Suppose someone came up with an idea today to build a community where each house was vastly different from the other. I’m not talking different floor plans and different colors, but different materials, sizes, roofs, everything. A limestone mansion would sit right next to a modest stucco bungalow. Even if anyone was building houses today, most people would probably say, “What are you proposing to build, a neighborhood or a freak show?”
A neighborhood would be my answer, because such was the neighborhood I grew up in for the first ten years of my life. To my sister and I, as little kids, it was Mr. Roger’s neighborhood. The limestone house with the wrought iron fence was the castle, the brick wall alcoves were the trolley tracks, and all the other houses fit somewhere in between. The only two unifying factors was that each house had an address number painted on the curb and one of these in the front yard:
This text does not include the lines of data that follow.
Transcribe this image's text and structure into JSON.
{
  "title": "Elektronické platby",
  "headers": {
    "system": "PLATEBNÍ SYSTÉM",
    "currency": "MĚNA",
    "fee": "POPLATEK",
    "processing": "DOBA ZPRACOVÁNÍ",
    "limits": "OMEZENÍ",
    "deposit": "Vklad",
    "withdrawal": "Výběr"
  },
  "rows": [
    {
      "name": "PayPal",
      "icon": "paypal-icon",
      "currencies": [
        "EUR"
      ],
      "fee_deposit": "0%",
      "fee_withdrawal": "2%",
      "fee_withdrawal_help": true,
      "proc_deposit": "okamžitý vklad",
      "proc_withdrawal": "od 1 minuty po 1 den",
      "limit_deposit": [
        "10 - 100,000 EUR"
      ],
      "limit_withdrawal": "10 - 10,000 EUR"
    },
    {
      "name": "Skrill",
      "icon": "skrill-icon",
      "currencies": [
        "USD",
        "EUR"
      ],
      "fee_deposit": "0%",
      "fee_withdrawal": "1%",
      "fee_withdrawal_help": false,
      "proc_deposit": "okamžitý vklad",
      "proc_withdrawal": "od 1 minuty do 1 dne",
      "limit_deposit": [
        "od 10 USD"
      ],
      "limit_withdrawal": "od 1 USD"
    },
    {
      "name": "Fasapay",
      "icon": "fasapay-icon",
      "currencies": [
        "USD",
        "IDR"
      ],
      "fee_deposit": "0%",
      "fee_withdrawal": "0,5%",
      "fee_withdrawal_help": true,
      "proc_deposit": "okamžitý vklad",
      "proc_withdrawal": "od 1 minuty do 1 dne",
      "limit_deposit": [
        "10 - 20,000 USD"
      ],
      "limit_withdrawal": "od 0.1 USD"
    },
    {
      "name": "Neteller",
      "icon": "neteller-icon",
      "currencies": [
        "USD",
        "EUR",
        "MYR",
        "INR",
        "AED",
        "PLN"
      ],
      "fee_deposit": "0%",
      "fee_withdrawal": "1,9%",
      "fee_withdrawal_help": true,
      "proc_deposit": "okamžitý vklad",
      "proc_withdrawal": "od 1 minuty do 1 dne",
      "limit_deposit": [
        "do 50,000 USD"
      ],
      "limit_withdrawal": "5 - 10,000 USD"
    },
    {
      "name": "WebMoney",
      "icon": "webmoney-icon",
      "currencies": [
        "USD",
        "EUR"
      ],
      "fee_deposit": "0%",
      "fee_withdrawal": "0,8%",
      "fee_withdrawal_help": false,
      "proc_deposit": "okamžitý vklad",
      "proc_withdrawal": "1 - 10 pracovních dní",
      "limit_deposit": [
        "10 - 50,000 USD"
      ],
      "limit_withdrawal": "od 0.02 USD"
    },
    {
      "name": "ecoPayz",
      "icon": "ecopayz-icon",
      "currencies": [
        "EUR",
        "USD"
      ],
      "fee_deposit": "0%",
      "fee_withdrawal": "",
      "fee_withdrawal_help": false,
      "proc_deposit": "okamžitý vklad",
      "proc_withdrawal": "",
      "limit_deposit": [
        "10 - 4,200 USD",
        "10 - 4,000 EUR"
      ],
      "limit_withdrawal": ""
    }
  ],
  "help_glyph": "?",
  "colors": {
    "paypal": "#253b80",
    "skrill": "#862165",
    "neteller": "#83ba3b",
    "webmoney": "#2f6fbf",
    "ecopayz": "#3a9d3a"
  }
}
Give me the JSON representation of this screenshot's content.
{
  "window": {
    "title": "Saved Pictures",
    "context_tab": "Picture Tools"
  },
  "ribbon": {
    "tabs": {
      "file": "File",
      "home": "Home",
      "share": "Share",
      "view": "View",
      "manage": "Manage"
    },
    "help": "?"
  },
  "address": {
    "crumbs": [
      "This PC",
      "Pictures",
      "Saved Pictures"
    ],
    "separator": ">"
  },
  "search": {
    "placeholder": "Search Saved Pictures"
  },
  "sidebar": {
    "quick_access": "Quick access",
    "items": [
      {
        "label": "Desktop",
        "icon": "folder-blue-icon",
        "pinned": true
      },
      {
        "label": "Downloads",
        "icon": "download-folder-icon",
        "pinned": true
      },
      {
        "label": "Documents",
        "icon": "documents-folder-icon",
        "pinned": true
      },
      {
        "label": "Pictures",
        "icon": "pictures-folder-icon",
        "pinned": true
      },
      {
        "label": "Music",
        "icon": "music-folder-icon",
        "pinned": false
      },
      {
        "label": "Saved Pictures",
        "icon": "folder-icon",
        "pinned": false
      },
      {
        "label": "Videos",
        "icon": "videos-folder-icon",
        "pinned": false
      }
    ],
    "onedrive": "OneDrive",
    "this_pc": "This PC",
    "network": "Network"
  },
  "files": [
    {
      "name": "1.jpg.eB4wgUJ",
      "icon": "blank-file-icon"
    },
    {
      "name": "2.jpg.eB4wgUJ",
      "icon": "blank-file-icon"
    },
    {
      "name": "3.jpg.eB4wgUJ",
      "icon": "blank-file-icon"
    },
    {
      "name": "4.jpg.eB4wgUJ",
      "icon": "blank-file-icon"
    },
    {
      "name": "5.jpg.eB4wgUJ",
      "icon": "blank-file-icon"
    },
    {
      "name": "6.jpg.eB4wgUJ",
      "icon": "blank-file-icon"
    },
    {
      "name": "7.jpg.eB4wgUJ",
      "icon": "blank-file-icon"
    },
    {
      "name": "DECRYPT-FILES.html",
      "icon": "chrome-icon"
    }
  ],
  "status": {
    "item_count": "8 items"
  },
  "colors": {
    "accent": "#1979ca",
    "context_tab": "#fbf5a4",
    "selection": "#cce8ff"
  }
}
These houses were all built early last century, back when architecturally eclectic communities were the norm. I guess some of them would have been pricey at first, but by the time I came along, they were more or less affordable. Ours was a typical two-story brick something or other that had been re-modeled in bad taste sometime during the 70’s. It had a yellow kitchen, a yellow bathroom, and wall-to-wall celery-colored shag carpet. My mother adored the crown molding, but the only thing I really liked about the inside of that were the bamboo-patterned curtains in the playroom, which the previous owners had left behind. With three quick pulls of a string, you could close all of them and have a jungle, even in the middle of February. If I’m every lucky enough to have a place of my own to decorate, I’ll re-create those curtains first thing.
The outside of the house was much more attractive, with a red cement patio and a bi-level backyard. It was perfect for sledding in the winter, and in the summer, it contained just about every flower that would grow there, give or take some raspberries. There were so many shade trees that we never had to wear sunscreen. To the side was a huge maple, begging for a treehouse, and a weird little door built right into the side of the house. My mom told me it was where the milkman used to leave his deliveries. Since that era came and went, the previous owners had plugged it up on the other side to save heat. Really? They couldn’t have just left it open for some child of the ’90s to play drive-thru with? Grownups.
We would have stayed there forever of course, but shared driveway squabbles, several sets of problem neighbors, and the steady demise of that entire side of town drove us out to the new subdivisions. Goodbye Mr. Roger’s Neighborhood, hello Mr. White-out’s Plasticville. In 14 years, I never went back up through that neighborhood, even though I have a car now and it’s practically on the way to everything. Then yesterday I figured, why not? I turned onto the street, passed the stucco house, the limestone house, the duplex my sister and I were always going to buy when we grew up, the house with the porch, the walls, and then my old house. What do you suppose I found in the front yard?
Good guess, but it was actually one of these:
It shouldn’t have been a surprise. The people we sold it to are up in years, and it’s probably just too much house for them anymore. As I turn around to head back out, I notice the white iron screen door, the brass mailbox, the new plantings, and the roof railing my dad fashioned out of PVC pipe long before there was such a thing as plastic decking. I also notice a kid standing in the yard next door, looking puzzled. She’s no doubt wondering when the house next door will sell, what the new neighbors will be like, and who’s this idiot in the red car trying to turn around in a dead-end?